What you have to do => Please write out the data below once more, exactly as it stands.

Items from an interface collection
-*-

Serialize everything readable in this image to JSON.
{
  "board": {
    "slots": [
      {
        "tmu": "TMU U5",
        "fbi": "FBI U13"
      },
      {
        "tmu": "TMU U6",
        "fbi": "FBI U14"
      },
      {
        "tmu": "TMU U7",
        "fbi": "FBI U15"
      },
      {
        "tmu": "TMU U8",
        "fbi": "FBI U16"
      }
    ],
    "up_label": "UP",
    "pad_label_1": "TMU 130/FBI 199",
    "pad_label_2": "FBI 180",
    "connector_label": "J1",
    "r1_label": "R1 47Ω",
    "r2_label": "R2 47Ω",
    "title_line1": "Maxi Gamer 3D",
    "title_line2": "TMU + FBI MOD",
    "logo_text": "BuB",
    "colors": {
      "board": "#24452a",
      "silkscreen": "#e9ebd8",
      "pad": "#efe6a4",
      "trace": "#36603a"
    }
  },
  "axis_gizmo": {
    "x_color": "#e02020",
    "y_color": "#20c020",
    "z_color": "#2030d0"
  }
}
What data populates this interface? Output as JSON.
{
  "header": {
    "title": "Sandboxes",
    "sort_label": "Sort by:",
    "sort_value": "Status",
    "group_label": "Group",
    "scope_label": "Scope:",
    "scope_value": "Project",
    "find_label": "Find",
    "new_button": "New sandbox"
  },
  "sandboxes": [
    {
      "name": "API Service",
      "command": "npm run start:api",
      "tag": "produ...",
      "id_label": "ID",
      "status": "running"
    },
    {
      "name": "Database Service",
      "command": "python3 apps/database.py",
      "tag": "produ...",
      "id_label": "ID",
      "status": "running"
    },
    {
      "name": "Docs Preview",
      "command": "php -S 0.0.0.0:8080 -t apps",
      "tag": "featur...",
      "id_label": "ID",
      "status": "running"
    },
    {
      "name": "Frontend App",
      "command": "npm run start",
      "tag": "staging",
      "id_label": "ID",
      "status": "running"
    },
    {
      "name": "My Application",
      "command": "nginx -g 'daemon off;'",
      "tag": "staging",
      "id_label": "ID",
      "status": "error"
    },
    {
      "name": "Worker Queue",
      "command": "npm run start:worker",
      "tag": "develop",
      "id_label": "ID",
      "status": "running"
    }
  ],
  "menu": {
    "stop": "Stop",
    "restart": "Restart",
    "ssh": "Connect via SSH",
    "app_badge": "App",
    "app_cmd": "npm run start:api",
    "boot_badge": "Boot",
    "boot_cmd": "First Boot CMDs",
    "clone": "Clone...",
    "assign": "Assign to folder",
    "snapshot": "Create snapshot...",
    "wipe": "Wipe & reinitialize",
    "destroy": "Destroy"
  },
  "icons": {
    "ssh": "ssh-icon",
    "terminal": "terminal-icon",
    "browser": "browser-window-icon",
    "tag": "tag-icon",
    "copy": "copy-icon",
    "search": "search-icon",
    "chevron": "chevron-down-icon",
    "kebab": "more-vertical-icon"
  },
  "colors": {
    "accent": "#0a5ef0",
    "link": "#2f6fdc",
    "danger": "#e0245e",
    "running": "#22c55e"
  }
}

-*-

Final answer =>
Serialize everything readable in this image to JSON.
{
  "board": {
    "slots": [
      {
        "tmu": "TMU U5",
        "fbi": "FBI U13"
      },
      {
        "tmu": "TMU U6",
        "fbi": "FBI U14"
      },
      {
        "tmu": "TMU U7",
        "fbi": "FBI U15"
      },
      {
        "tmu": "TMU U8",
        "fbi": "FBI U16"
      }
    ],
    "up_label": "UP",
    "pad_label_1": "TMU 130/FBI 199",
    "pad_label_2": "FBI 180",
    "connector_label": "J1",
    "r1_label": "R1 47Ω",
    "r2_label": "R2 47Ω",
    "title_line1": "Maxi Gamer 3D",
    "title_line2": "TMU + FBI MOD",
    "logo_text": "BuB",
    "colors": {
      "board": "#24452a",
      "silkscreen": "#e9ebd8",
      "pad": "#efe6a4",
      "trace": "#36603a"
    }
  },
  "axis_gizmo": {
    "x_color": "#e02020",
    "y_color": "#20c020",
    "z_color": "#2030d0"
  }
}
What data populates this interface? Output as JSON.
{
  "header": {
    "title": "Sandboxes",
    "sort_label": "Sort by:",
    "sort_value": "Status",
    "group_label": "Group",
    "scope_label": "Scope:",
    "scope_value": "Project",
    "find_label": "Find",
    "new_button": "New sandbox"
  },
  "sandboxes": [
    {
      "name": "API Service",
      "command": "npm run start:api",
      "tag": "produ...",
      "id_label": "ID",
      "status": "running"
    },
    {
      "name": "Database Service",
      "command": "python3 apps/database.py",
      "tag": "produ...",
      "id_label": "ID",
      "status": "running"
    },
    {
      "name": "Docs Preview",
      "command": "php -S 0.0.0.0:8080 -t apps",
      "tag": "featur...",
      "id_label": "ID",
      "status": "running"
    },
    {
      "name": "Frontend App",
      "command": "npm run start",
      "tag": "staging",
      "id_label": "ID",
      "status": "running"
    },
    {
      "name": "My Application",
      "command": "nginx -g 'daemon off;'",
      "tag": "staging",
      "id_label": "ID",
      "status": "error"
    },
    {
      "name": "Worker Queue",
      "command": "npm run start:worker",
      "tag": "develop",
      "id_label": "ID",
      "status": "running"
    }
  ],
  "menu": {
    "stop": "Stop",
    "restart": "Restart",
    "ssh": "Connect via SSH",
    "app_badge": "App",
    "app_cmd": "npm run start:api",
    "boot_badge": "Boot",
    "boot_cmd": "First Boot CMDs",
    "clone": "Clone...",
    "assign": "Assign to folder",
    "snapshot": "Create snapshot...",
    "wipe": "Wipe & reinitialize",
    "destroy": "Destroy"
  },
  "icons": {
    "ssh": "ssh-icon",
    "terminal": "terminal-icon",
    "browser": "browser-window-icon",
    "tag": "tag-icon",
    "copy": "copy-icon",
    "search": "search-icon",
    "chevron": "chevron-down-icon",
    "kebab": "more-vertical-icon"
  },
  "colors": {
    "accent": "#0a5ef0",
    "link": "#2f6fdc",
    "danger": "#e0245e",
    "running": "#22c55e"
  }
}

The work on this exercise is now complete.